AMD's long overdue climb towards its former glory is getting a shortcut through its new ambidextrous x86/ARM assault on computing cores. My $15 price target for end of 2016 is way below AMD's historical highs of $40 to 42 that was set in 2006. The 2006 to 2016 journey should not be a 10-year torture for AMD investors.

2013 Was A Turning Point

Despite its heavy debt burden, AMD still managed to post a healthy +65.79% gain. The wind beneath this flight was mainly due to the company winning the PlayStation 4 and Xbox One semi-custom deal.

Source: Google Finance

From a low of $1.80 in November 2012, AMD is now trading at $3.97. The stock has a 52-week high of $4.65. The shorting and bashing of AMD has taken its toll. However, the 220% gain in 18 months convinces me that AMD has still enough gas to again double before 2015 ends. Another double-up by end of 2016 is also within reasonable statistical probability.

History often repeats itself. The market will eventually reward Rory Read's hard work of turning around AMD's fortune. AMD's current Price/Sales Ratio of 0.53 is way below Nvidia (2.36), Qualcomm (5.22), and Intel (2.48). Intel's contra revenue and discriminatory practices is proving to be very costly in the ARM-dominated mobile ecosystem.

Karmic justice adds to the $1.25 billion payment made by Intel to AMD. Intel's fate over the last 14 years is not really that much better than what happened to AMD.

Source: Google Finance

ARM is AMD's Sanctuary

AMD is now going full-bore in its quest to free itself from its x86 dependency. Dismissing AMD as too late to the x64-bit ARM computing is the prerogative of other investors. However, I am very confident that AMD and Jim Keller can come up with a great ARM SoC that will fit nicely with OEMs who makes higher-ASP products.

The argument that AMD has no smartphone or tablet ARM IP today is putting the wagon before the horse. AMD can and will produce 20 nanometer 64-bit ARM cores that are pin-compatible with x86 SoCs by next year. Mullins and BlueStacks already give AMD a dual-0S Windows 8.1/Android OS platform this year.

ARM chips are not solely made for smartphones and tablets. There are other huge markets where AMD can enter. The market for embedded SoCs is very promising. Internet of Things and wearable computing products means AMD can ride on the Machine-to-Machine ((M2M)) bandwagon.

IoT and wearables will require a lot of processors in the future and AMD's ARM license gives it a good chance to be a major supplier of low-power embedded SoCs for smart devices, cars, and appliances.

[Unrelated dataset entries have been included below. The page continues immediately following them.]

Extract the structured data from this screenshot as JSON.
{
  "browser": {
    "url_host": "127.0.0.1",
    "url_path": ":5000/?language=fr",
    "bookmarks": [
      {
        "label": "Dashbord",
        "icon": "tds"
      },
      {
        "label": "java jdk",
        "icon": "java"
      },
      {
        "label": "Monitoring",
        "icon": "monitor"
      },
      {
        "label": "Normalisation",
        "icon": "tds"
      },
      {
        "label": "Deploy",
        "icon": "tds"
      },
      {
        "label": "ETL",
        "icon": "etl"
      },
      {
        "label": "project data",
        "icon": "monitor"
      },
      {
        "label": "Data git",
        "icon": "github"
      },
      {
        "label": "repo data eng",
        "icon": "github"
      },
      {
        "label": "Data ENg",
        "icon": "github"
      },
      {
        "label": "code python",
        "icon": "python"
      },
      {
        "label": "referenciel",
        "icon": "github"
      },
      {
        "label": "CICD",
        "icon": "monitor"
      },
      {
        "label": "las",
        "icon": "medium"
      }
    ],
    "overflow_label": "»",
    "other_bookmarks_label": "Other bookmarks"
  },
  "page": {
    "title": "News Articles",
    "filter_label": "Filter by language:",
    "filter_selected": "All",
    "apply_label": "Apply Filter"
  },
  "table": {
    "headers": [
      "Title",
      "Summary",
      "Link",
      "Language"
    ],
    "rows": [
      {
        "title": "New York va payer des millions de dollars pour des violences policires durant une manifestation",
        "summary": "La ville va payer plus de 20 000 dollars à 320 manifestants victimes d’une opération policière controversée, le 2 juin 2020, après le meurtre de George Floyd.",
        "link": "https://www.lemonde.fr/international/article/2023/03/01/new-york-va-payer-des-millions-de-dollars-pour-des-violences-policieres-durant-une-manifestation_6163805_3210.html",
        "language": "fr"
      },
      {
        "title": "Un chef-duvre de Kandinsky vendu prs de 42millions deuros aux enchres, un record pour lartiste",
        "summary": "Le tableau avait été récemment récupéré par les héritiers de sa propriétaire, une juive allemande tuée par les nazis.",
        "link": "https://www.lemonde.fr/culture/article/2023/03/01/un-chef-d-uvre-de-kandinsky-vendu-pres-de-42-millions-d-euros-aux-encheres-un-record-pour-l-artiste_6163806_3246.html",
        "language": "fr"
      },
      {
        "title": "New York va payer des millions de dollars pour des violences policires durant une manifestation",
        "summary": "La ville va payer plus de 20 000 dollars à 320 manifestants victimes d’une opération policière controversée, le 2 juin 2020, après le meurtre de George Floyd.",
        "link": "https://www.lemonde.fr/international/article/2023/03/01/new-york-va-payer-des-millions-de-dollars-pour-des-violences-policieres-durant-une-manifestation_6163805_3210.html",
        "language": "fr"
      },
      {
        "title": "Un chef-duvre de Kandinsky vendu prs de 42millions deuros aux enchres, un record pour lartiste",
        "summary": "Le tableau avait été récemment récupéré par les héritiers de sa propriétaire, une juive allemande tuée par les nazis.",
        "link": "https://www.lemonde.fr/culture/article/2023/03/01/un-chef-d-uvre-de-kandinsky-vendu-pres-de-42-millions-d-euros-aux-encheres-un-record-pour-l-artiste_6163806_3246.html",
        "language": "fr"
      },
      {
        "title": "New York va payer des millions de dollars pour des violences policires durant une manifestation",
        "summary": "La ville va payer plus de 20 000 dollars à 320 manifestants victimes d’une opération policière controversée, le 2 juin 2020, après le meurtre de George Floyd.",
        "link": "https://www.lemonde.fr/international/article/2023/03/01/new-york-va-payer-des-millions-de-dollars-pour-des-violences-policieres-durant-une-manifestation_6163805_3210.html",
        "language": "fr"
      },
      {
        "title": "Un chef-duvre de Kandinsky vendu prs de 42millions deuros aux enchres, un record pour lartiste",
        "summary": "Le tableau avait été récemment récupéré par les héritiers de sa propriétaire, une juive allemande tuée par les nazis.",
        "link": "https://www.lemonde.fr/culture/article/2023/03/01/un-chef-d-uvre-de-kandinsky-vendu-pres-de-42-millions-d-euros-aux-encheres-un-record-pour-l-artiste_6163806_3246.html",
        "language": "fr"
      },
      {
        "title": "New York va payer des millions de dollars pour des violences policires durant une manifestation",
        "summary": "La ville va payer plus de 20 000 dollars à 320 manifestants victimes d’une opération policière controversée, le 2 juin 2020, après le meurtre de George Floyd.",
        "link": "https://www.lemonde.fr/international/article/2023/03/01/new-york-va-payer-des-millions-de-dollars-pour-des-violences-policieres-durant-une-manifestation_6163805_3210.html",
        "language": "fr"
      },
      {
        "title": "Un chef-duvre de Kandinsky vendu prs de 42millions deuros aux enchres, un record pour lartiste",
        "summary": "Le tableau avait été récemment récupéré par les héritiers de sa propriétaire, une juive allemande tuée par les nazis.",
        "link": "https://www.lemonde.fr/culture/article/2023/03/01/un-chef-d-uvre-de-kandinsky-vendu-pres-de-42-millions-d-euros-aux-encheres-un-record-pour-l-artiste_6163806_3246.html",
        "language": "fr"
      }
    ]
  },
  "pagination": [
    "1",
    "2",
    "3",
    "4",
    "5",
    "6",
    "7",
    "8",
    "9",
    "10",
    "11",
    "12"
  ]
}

AMD's effort to regain its old server market share should benefit from the commercial launch of the 64-bit Seattle Opteron. Low-power Seattle + SeaMicro Freedom Fabric are a potent combination for budget-conscious cloud computing companies.

The rise of Internet of Things and wearable computing means high-dense ARM-powered SeaMicro microservers will be much in demand for the next six years. The thin margins due to stiff competition require cloud compute firms to go for the most power-efficient microservers for their data server farms.


As small as AMD is now, it has the experience, right products, and management to profit from the upcoming M2M explosion. AMD is a buy for long-term investors. History has shown that it can survive the bullying of Intel. History used to glorify AMD with a $40+++ valuation, a $15 forward (31-MONTH) valuation is within statistical probability.

Intel's refusal to surrender to the current supremacy of ARM in mobile products gives AMD the opportunity to thrive in the ARM ecosystem. The $5.4 billion gamble on ATI in 2006 is paying off. HSA and GCN-capable APUs, whether x86 or ARM-based, will eventually find enough industry support.

Disclosure: I am long AMD, INTC. I wrote this article myself, and it expresses my own opinions. I am not receiving compensation for it (other than from Seeking Alpha). I have no business relationship with any company whose stock is mentioned in this article.